— Exercise material —
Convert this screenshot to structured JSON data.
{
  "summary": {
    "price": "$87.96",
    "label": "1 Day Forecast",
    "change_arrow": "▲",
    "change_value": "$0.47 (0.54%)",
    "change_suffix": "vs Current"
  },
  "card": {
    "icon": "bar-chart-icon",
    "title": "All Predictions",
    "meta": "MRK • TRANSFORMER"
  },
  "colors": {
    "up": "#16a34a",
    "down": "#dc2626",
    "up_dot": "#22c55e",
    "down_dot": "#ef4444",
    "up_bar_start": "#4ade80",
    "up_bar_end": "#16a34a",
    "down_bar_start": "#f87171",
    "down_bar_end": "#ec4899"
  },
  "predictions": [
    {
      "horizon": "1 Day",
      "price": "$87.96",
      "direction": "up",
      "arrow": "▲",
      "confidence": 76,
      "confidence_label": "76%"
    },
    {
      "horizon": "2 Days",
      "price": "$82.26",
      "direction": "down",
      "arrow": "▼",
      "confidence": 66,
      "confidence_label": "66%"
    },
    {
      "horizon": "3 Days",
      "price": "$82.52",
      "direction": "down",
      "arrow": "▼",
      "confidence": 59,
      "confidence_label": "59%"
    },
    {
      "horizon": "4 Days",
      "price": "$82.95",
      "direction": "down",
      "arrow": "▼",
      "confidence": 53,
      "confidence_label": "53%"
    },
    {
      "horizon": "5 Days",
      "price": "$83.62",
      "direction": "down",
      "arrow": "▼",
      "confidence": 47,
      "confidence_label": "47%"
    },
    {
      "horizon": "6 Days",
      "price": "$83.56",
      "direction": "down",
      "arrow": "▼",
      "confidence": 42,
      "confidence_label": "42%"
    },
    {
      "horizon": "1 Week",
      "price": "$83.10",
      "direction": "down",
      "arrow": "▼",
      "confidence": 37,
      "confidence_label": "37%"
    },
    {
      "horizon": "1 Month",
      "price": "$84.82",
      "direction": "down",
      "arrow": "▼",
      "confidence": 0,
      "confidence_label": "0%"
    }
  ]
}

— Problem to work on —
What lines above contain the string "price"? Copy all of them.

— Response to this exercise —
    "price": "$87.96",
      "price": "$87.96",
      "price": "$82.26",
      "price": "$82.52",
      "price": "$82.95",
      "price": "$83.62",
      "price": "$83.56",
      "price": "$83.10",
      "price": "$84.82",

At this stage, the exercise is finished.